Once the baseline design is established, run a linear static stud. This is recommended because the user should first establish correct setup of the fixtures and loads. The user should also validate that the baseline design is generally fit-for-purpose, with acceptable stress levels and factors of safety, before attempting the topology study. Topology studies are computationally intensive and time consuming and you don’t want to find that your model is not properly restrained or causes some other kind of error when you are running the topology study. You are much better off troubleshooting the basic setup of your model with a linear static study.
In this example I have applied a ‘Fixed Geometry’ fixture to the four M8 holes. The applied load is a 10,000 N bearing load in both the positive Z and negative Y directions to the two holes of the tangs. The setup is shown below.
A plot of von Mises stress on the bracket is shown below. 316L stainless steel has a yield strength of 170 MPa. The red ‘hot spots’ in proximity to the upper bolt holes are stress singularities that are caused by the fixture at this location, so they are not accurate and can be overlooked in this case.
Step 3: Create a maximum design space model
The goal of a topology study is to allow the solver to choose the most efficient placement of material. We want to give the solver maximum flexibility for choosing the material placement. In order to facilitate this, we need to establish a starting geometry with as much material as possible. We do this by creating a maximum design space model, where we fill in all the available space with material. In the case of this bracket example, we only save space for where the four M8 fasteners are located, where the pin is located, plus a space claim for where the male clevis that delivers the load is located. The mass of this component is 1057 grams.
We then reapply the fixtures and loads and run a linear static study of the maximum design space model to ensure everything is set-up correctly before attempting the topology optimization.
Step 4: Create topology study
We are finally ready to create our topology study. We do this by starting a new study and selecting ‘Topology Study’ from the available options.
The Simulation Tree that appears for a topology study looks similar to a linear static study with the familiar folders including ‘Parts’, ‘Connections’, ‘Fixtures’, ‘External Loads’, ‘Mesh’ and ‘Results’. We also observe two news folders that are unique to a topology study; ‘Goals and Constraints’ and ‘Manufacturing Controls’.
Before adjusting ‘Goals and Constraints’ and ‘Manufacturing Controls, we must set up loads and fixtures in the topology study in the same way as the linear static study.

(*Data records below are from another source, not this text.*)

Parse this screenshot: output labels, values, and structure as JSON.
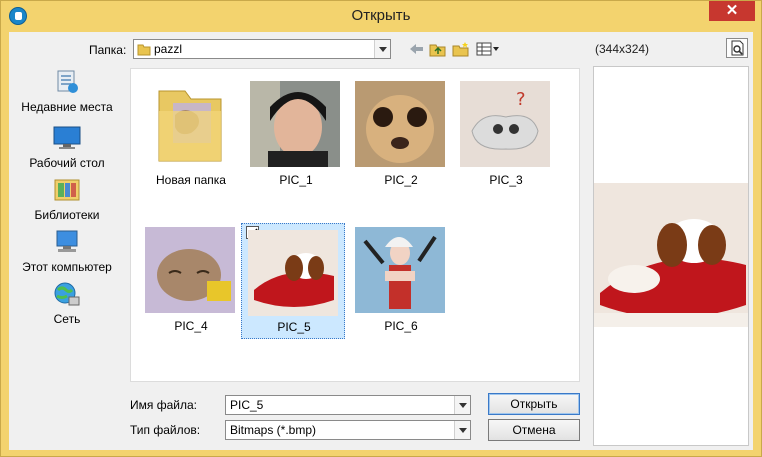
{
  "window": {
    "title": "Открыть",
    "close_glyph": "✕"
  },
  "toolbar": {
    "look_in_label": "Папка:",
    "folder_value": "pazzl",
    "image_dims": "(344x324)"
  },
  "places": [
    {
      "label": "Недавние места",
      "icon": "recent-places-icon"
    },
    {
      "label": "Рабочий стол",
      "icon": "desktop-icon"
    },
    {
      "label": "Библиотеки",
      "icon": "libraries-icon"
    },
    {
      "label": "Этот компьютер",
      "icon": "computer-icon"
    },
    {
      "label": "Сеть",
      "icon": "network-icon"
    }
  ],
  "files": [
    {
      "name": "Новая папка",
      "kind": "folder"
    },
    {
      "name": "PIC_1",
      "kind": "image"
    },
    {
      "name": "PIC_2",
      "kind": "image"
    },
    {
      "name": "PIC_3",
      "kind": "image"
    },
    {
      "name": "PIC_4",
      "kind": "image"
    },
    {
      "name": "PIC_5",
      "kind": "image",
      "selected": true
    },
    {
      "name": "PIC_6",
      "kind": "image"
    }
  ],
  "form": {
    "filename_label": "Имя файла:",
    "filename_value": "PIC_5",
    "filetype_label": "Тип файлов:",
    "filetype_value": "Bitmaps (*.bmp)",
    "open_button": "Открыть",
    "cancel_button": "Отмена"
  },
  "colors": {
    "frame": "#f3d36e",
    "close": "#c7372f",
    "selection": "#cce8ff"
  }
}
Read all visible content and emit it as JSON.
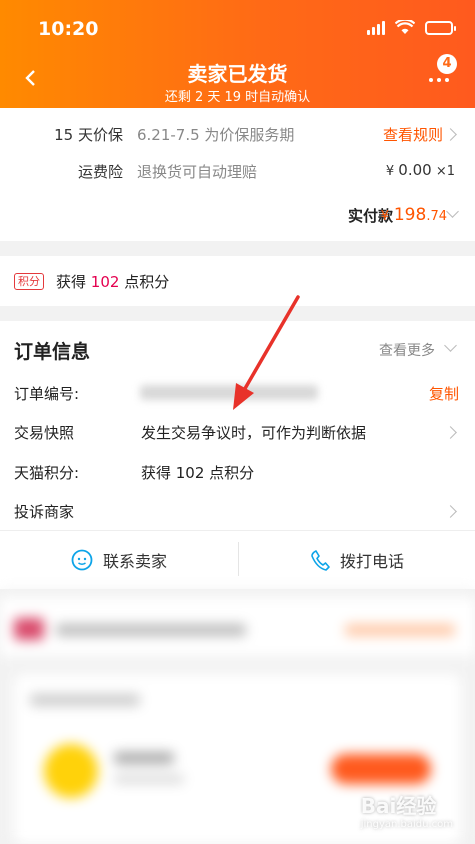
{
  "status_bar": {
    "time": "10:20"
  },
  "header": {
    "title": "卖家已发货",
    "subtitle": "还剩 2 天 19 时自动确认",
    "badge_count": "4"
  },
  "price_card": {
    "price_protect": {
      "label": "15 天价保",
      "desc": "6.21-7.5 为价保服务期",
      "link": "查看规则"
    },
    "shipping_insurance": {
      "label": "运费险",
      "desc": "退换货可自动理赔",
      "currency": "¥",
      "amount": "0.00",
      "qty": "×1"
    },
    "paid": {
      "label": "实付款",
      "currency": "¥",
      "amount_int": "198",
      "amount_dec": ".74"
    }
  },
  "points_card": {
    "tag": "积分",
    "prefix": "获得",
    "points": "102",
    "suffix": "点积分"
  },
  "order_info": {
    "title": "订单信息",
    "more": "查看更多",
    "order_no_label": "订单编号:",
    "copy": "复制",
    "snapshot_label": "交易快照",
    "snapshot_desc": "发生交易争议时，可作为判断依据",
    "tmall_points_label": "天猫积分:",
    "tmall_points_value": "获得 102 点积分",
    "complain_label": "投诉商家",
    "contact_seller": "联系卖家",
    "call_phone": "拨打电话"
  },
  "watermark": {
    "text": "Bai经验",
    "sub": "jingyan.baidu.com"
  },
  "colors": {
    "accent": "#ff5500",
    "header_start": "#ff8a00",
    "header_end": "#ff5a1e",
    "annotation_arrow": "#e8322a"
  }
}
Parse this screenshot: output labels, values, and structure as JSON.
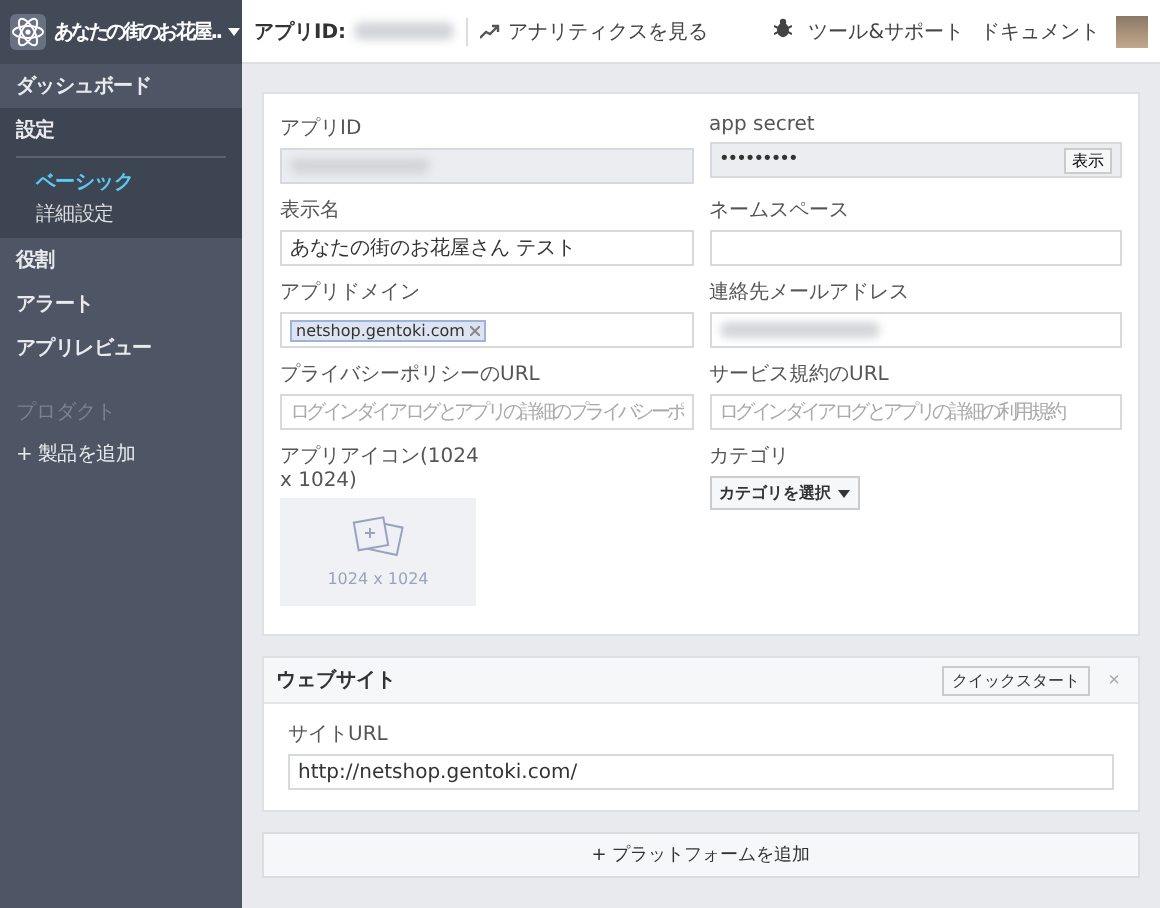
{
  "sidebar": {
    "app_name": "あなたの街のお花屋..",
    "items": [
      {
        "kind": "link",
        "label": "ダッシュボード",
        "expanded": false
      },
      {
        "kind": "link",
        "label": "設定",
        "expanded": true,
        "children": [
          {
            "label": "ベーシック",
            "selected": true
          },
          {
            "label": "詳細設定",
            "selected": false
          }
        ]
      },
      {
        "kind": "link",
        "label": "役割",
        "expanded": false
      },
      {
        "kind": "link",
        "label": "アラート",
        "expanded": false
      },
      {
        "kind": "link",
        "label": "アプリレビュー",
        "expanded": false
      },
      {
        "kind": "heading",
        "label": "プロダクト"
      },
      {
        "kind": "action",
        "label": "+ 製品を追加"
      }
    ]
  },
  "header": {
    "app_id_label": "アプリID:",
    "analytics_link": "アナリティクスを見る",
    "tools_link": "ツール&サポート",
    "docs_link": "ドキュメント"
  },
  "settings_form": {
    "fields": [
      {
        "kind": "blurred",
        "label": "アプリID"
      },
      {
        "kind": "password",
        "label": "app secret",
        "value": "•••••••••",
        "button": "表示"
      },
      {
        "kind": "text",
        "label": "表示名",
        "value": "あなたの街のお花屋さん テスト"
      },
      {
        "kind": "text",
        "label": "ネームスペース"
      },
      {
        "kind": "tags",
        "label": "アプリドメイン",
        "tags": [
          "netshop.gentoki.com"
        ]
      },
      {
        "kind": "blurred-input",
        "label": "連絡先メールアドレス"
      },
      {
        "kind": "text",
        "label": "プライバシーポリシーのURL",
        "placeholder": "ログインダイアログとアプリの詳細のプライバシーポ"
      },
      {
        "kind": "text",
        "label": "サービス規約のURL",
        "placeholder": "ログインダイアログとアプリの詳細の利用規約"
      },
      {
        "kind": "image",
        "label": "アプリアイコン(1024 x 1024)",
        "caption": "1024 x 1024"
      },
      {
        "kind": "dropdown",
        "label": "カテゴリ",
        "button": "カテゴリを選択"
      }
    ]
  },
  "website": {
    "title": "ウェブサイト",
    "quick_start": "クイックスタート",
    "close": "×",
    "field_label": "サイトURL",
    "field_value": "http://netshop.gentoki.com/"
  },
  "add_platform": "+ プラットフォームを追加"
}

To save time, the loads and fixtures can be dragged and dropped from our linear static study into the topology study.
Step 5: Apply goals and constraints
If we right click on the ‘Goals and Constraints’ folder we can choose whether to optimize for best stiffness to weight ratio, minimum displacement or minimum mass. A detailed discussion about the differences between the various optimization goals can be found in the help files here:
Clicking ‘Best Stiffness to Weight ratio’ is generally the best place to start and opens the following dialogue box.
We are offered 4 choices for constraints that can be applied to the analysis. They are a displacement constraint, a mass constraint, a frequency constraint, and a stress/factor of safety constraint.
In this case I chose a mass constraint. Recall that my baseline component has a mass of 432 grams and that my maximum design space model has a mass of 1057 grams. To achieve a meaningful (on the order of 30%) mass savings relative to my baseline design, I want my final part to weigh about 300 grams. That represents a 70% weight reduction of my maximum design space model, the starting point of the topology study.
Further explanation about the other constraints available can be found here:
In part 2 of this blog we will complete the topology study by applying manufacturing controls, meshing, solving, post processing and then preparing the part for manufacturing.
Now go design some innovative products with the help of the comprehensive analysis tools available in SOLIDWORKS Simulation.
Simulation Product Specialist
Computer Aided Technology, Inc.